DATA SUPPLIED below:

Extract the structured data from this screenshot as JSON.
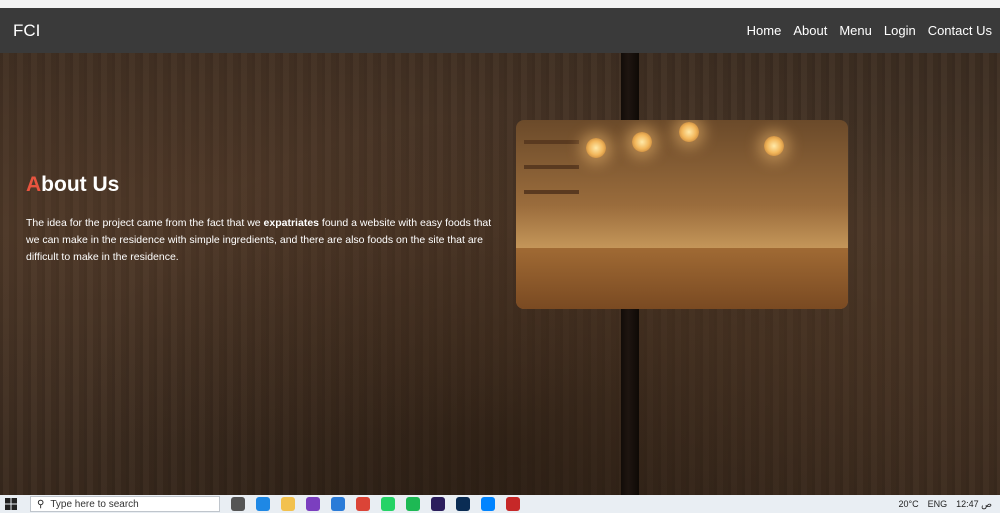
{
  "navbar": {
    "brand": "FCI",
    "links": [
      "Home",
      "About",
      "Menu",
      "Login",
      "Contact Us"
    ]
  },
  "about": {
    "title_accent": "A",
    "title_rest": "bout Us",
    "text_before": "The idea for the project came from the fact that we ",
    "text_bold": "expatriates",
    "text_after": " found a website with easy foods that we can make in the residence with simple ingredients, and there are also foods on the site that are difficult to make in the residence."
  },
  "taskbar": {
    "search_placeholder": "Type here to search",
    "temperature": "20°C",
    "language": "ENG",
    "time": "12:47 ص"
  },
  "colors": {
    "accent": "#e8543f",
    "navbar_bg": "#3a3a3a",
    "scroll_top": "#d8881e"
  }
}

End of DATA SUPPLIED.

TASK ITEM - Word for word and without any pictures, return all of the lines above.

TASK OUTPUT -
Extract the structured data from this screenshot as JSON.
{
  "navbar": {
    "brand": "FCI",
    "links": [
      "Home",
      "About",
      "Menu",
      "Login",
      "Contact Us"
    ]
  },
  "about": {
    "title_accent": "A",
    "title_rest": "bout Us",
    "text_before": "The idea for the project came from the fact that we ",
    "text_bold": "expatriates",
    "text_after": " found a website with easy foods that we can make in the residence with simple ingredients, and there are also foods on the site that are difficult to make in the residence."
  },
  "taskbar": {
    "search_placeholder": "Type here to search",
    "temperature": "20°C",
    "language": "ENG",
    "time": "12:47 ص"
  },
  "colors": {
    "accent": "#e8543f",
    "navbar_bg": "#3a3a3a",
    "scroll_top": "#d8881e"
  }
}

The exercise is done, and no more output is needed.